* **RECORDS FOR THE TASK**:
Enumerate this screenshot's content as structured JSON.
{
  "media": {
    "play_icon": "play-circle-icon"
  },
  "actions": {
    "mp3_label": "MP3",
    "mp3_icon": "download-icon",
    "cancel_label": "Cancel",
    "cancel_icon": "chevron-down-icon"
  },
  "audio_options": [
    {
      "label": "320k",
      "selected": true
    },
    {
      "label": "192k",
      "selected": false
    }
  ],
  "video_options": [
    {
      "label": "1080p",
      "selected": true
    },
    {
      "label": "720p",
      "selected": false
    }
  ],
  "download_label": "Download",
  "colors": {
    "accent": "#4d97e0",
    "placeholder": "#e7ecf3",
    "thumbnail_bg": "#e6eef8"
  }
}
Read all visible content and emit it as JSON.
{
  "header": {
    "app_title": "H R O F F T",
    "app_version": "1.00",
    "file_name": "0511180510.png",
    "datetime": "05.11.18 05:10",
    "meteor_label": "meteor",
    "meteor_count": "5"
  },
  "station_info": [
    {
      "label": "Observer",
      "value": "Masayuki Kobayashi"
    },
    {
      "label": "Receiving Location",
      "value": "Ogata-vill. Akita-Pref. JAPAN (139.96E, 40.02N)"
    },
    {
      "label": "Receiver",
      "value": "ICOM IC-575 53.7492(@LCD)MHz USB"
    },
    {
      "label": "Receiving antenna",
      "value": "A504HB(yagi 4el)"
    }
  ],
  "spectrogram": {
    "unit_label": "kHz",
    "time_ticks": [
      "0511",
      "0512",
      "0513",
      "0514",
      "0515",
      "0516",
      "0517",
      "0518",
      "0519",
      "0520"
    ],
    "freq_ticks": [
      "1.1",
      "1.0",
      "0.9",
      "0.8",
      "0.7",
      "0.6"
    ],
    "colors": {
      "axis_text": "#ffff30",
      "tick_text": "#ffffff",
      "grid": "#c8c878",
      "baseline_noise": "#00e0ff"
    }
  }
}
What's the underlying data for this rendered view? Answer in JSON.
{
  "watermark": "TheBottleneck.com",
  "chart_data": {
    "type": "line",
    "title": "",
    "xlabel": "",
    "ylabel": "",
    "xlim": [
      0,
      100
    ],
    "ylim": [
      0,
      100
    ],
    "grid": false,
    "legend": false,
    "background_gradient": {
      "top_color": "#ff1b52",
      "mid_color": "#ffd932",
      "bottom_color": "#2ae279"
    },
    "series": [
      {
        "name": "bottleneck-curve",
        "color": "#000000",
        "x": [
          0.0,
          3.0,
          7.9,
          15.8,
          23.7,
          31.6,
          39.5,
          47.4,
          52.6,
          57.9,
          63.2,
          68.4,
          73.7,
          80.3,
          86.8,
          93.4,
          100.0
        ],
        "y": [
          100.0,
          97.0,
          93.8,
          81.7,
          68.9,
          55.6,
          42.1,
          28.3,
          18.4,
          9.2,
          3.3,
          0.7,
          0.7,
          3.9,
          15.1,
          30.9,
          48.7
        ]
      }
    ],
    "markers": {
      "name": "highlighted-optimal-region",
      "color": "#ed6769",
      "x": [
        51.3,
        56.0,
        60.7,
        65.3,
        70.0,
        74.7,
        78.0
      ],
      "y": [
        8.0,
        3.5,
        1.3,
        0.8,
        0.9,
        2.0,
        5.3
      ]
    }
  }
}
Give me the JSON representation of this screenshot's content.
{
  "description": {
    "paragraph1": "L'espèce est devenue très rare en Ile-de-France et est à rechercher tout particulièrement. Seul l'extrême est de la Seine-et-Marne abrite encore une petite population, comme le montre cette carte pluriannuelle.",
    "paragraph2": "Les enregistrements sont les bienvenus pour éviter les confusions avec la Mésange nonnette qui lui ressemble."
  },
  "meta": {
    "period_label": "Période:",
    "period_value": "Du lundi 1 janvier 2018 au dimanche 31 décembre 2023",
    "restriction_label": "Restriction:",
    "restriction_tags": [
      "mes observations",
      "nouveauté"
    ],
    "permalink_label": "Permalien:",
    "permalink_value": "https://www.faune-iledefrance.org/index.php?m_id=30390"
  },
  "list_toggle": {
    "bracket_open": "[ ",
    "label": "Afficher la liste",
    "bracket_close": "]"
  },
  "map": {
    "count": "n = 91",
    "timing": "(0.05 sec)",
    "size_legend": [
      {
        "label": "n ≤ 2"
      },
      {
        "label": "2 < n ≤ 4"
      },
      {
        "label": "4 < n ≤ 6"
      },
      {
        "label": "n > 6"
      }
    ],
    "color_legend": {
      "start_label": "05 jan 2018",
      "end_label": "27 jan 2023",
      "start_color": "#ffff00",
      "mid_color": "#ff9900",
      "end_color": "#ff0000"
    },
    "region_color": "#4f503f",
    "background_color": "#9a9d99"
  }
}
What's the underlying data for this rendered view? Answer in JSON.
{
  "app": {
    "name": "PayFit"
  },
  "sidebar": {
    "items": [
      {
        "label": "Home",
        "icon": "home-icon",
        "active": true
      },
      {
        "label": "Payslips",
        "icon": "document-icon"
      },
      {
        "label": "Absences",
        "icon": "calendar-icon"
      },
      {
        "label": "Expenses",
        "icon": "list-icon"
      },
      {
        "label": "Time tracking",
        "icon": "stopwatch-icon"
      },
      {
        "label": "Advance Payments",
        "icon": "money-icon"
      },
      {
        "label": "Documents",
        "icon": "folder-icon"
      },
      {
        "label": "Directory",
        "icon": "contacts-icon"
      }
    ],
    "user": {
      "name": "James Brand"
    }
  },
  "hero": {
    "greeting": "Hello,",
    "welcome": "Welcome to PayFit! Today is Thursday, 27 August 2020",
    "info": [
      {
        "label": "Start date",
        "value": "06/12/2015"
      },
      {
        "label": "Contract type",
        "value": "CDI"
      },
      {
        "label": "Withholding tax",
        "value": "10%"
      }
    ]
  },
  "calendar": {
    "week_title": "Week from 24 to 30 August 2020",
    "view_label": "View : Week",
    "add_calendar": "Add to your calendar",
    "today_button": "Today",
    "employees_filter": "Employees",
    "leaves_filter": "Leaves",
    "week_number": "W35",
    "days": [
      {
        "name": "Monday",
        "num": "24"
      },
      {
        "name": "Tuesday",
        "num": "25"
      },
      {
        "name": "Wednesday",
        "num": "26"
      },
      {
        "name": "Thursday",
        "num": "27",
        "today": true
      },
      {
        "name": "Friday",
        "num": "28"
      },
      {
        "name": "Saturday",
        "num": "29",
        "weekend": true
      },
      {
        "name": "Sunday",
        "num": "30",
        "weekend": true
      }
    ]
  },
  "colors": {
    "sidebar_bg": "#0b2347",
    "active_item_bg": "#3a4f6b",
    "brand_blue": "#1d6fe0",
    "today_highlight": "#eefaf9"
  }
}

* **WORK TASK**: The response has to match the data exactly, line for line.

* **OUTPUT FOR THIS EXERCISE**:
Enumerate this screenshot's content as structured JSON.
{
  "media": {
    "play_icon": "play-circle-icon"
  },
  "actions": {
    "mp3_label": "MP3",
    "mp3_icon": "download-icon",
    "cancel_label": "Cancel",
    "cancel_icon": "chevron-down-icon"
  },
  "audio_options": [
    {
      "label": "320k",
      "selected": true
    },
    {
      "label": "192k",
      "selected": false
    }
  ],
  "video_options": [
    {
      "label": "1080p",
      "selected": true
    },
    {
      "label": "720p",
      "selected": false
    }
  ],
  "download_label": "Download",
  "colors": {
    "accent": "#4d97e0",
    "placeholder": "#e7ecf3",
    "thumbnail_bg": "#e6eef8"
  }
}
Read all visible content and emit it as JSON.
{
  "header": {
    "app_title": "H R O F F T",
    "app_version": "1.00",
    "file_name": "0511180510.png",
    "datetime": "05.11.18 05:10",
    "meteor_label": "meteor",
    "meteor_count": "5"
  },
  "station_info": [
    {
      "label": "Observer",
      "value": "Masayuki Kobayashi"
    },
    {
      "label": "Receiving Location",
      "value": "Ogata-vill. Akita-Pref. JAPAN (139.96E, 40.02N)"
    },
    {
      "label": "Receiver",
      "value": "ICOM IC-575 53.7492(@LCD)MHz USB"
    },
    {
      "label": "Receiving antenna",
      "value": "A504HB(yagi 4el)"
    }
  ],
  "spectrogram": {
    "unit_label": "kHz",
    "time_ticks": [
      "0511",
      "0512",
      "0513",
      "0514",
      "0515",
      "0516",
      "0517",
      "0518",
      "0519",
      "0520"
    ],
    "freq_ticks": [
      "1.1",
      "1.0",
      "0.9",
      "0.8",
      "0.7",
      "0.6"
    ],
    "colors": {
      "axis_text": "#ffff30",
      "tick_text": "#ffffff",
      "grid": "#c8c878",
      "baseline_noise": "#00e0ff"
    }
  }
}
What's the underlying data for this rendered view? Answer in JSON.
{
  "watermark": "TheBottleneck.com",
  "chart_data": {
    "type": "line",
    "title": "",
    "xlabel": "",
    "ylabel": "",
    "xlim": [
      0,
      100
    ],
    "ylim": [
      0,
      100
    ],
    "grid": false,
    "legend": false,
    "background_gradient": {
      "top_color": "#ff1b52",
      "mid_color": "#ffd932",
      "bottom_color": "#2ae279"
    },
    "series": [
      {
        "name": "bottleneck-curve",
        "color": "#000000",
        "x": [
          0.0,
          3.0,
          7.9,
          15.8,
          23.7,
          31.6,
          39.5,
          47.4,
          52.6,
          57.9,
          63.2,
          68.4,
          73.7,
          80.3,
          86.8,
          93.4,
          100.0
        ],
        "y": [
          100.0,
          97.0,
          93.8,
          81.7,
          68.9,
          55.6,
          42.1,
          28.3,
          18.4,
          9.2,
          3.3,
          0.7,
          0.7,
          3.9,
          15.1,
          30.9,
          48.7
        ]
      }
    ],
    "markers": {
      "name": "highlighted-optimal-region",
      "color": "#ed6769",
      "x": [
        51.3,
        56.0,
        60.7,
        65.3,
        70.0,
        74.7,
        78.0
      ],
      "y": [
        8.0,
        3.5,
        1.3,
        0.8,
        0.9,
        2.0,
        5.3
      ]
    }
  }
}
Give me the JSON representation of this screenshot's content.
{
  "description": {
    "paragraph1": "L'espèce est devenue très rare en Ile-de-France et est à rechercher tout particulièrement. Seul l'extrême est de la Seine-et-Marne abrite encore une petite population, comme le montre cette carte pluriannuelle.",
    "paragraph2": "Les enregistrements sont les bienvenus pour éviter les confusions avec la Mésange nonnette qui lui ressemble."
  },
  "meta": {
    "period_label": "Période:",
    "period_value": "Du lundi 1 janvier 2018 au dimanche 31 décembre 2023",
    "restriction_label": "Restriction:",
    "restriction_tags": [
      "mes observations",
      "nouveauté"
    ],
    "permalink_label": "Permalien:",
    "permalink_value": "https://www.faune-iledefrance.org/index.php?m_id=30390"
  },
  "list_toggle": {
    "bracket_open": "[ ",
    "label": "Afficher la liste",
    "bracket_close": "]"
  },
  "map": {
    "count": "n = 91",
    "timing": "(0.05 sec)",
    "size_legend": [
      {
        "label": "n ≤ 2"
      },
      {
        "label": "2 < n ≤ 4"
      },
      {
        "label": "4 < n ≤ 6"
      },
      {
        "label": "n > 6"
      }
    ],
    "color_legend": {
      "start_label": "05 jan 2018",
      "end_label": "27 jan 2023",
      "start_color": "#ffff00",
      "mid_color": "#ff9900",
      "end_color": "#ff0000"
    },
    "region_color": "#4f503f",
    "background_color": "#9a9d99"
  }
}
What's the underlying data for this rendered view? Answer in JSON.
{
  "app": {
    "name": "PayFit"
  },
  "sidebar": {
    "items": [
      {
        "label": "Home",
        "icon": "home-icon",
        "active": true
      },
      {
        "label": "Payslips",
        "icon": "document-icon"
      },
      {
        "label": "Absences",
        "icon": "calendar-icon"
      },
      {
        "label": "Expenses",
        "icon": "list-icon"
      },
      {
        "label": "Time tracking",
        "icon": "stopwatch-icon"
      },
      {
        "label": "Advance Payments",
        "icon": "money-icon"
      },
      {
        "label": "Documents",
        "icon": "folder-icon"
      },
      {
        "label": "Directory",
        "icon": "contacts-icon"
      }
    ],
    "user": {
      "name": "James Brand"
    }
  },
  "hero": {
    "greeting": "Hello,",
    "welcome": "Welcome to PayFit! Today is Thursday, 27 August 2020",
    "info": [
      {
        "label": "Start date",
        "value": "06/12/2015"
      },
      {
        "label": "Contract type",
        "value": "CDI"
      },
      {
        "label": "Withholding tax",
        "value": "10%"
      }
    ]
  },
  "calendar": {
    "week_title": "Week from 24 to 30 August 2020",
    "view_label": "View : Week",
    "add_calendar": "Add to your calendar",
    "today_button": "Today",
    "employees_filter": "Employees",
    "leaves_filter": "Leaves",
    "week_number": "W35",
    "days": [
      {
        "name": "Monday",
        "num": "24"
      },
      {
        "name": "Tuesday",
        "num": "25"
      },
      {
        "name": "Wednesday",
        "num": "26"
      },
      {
        "name": "Thursday",
        "num": "27",
        "today": true
      },
      {
        "name": "Friday",
        "num": "28"
      },
      {
        "name": "Saturday",
        "num": "29",
        "weekend": true
      },
      {
        "name": "Sunday",
        "num": "30",
        "weekend": true
      }
    ]
  },
  "colors": {
    "sidebar_bg": "#0b2347",
    "active_item_bg": "#3a4f6b",
    "brand_blue": "#1d6fe0",
    "today_highlight": "#eefaf9"
  }
}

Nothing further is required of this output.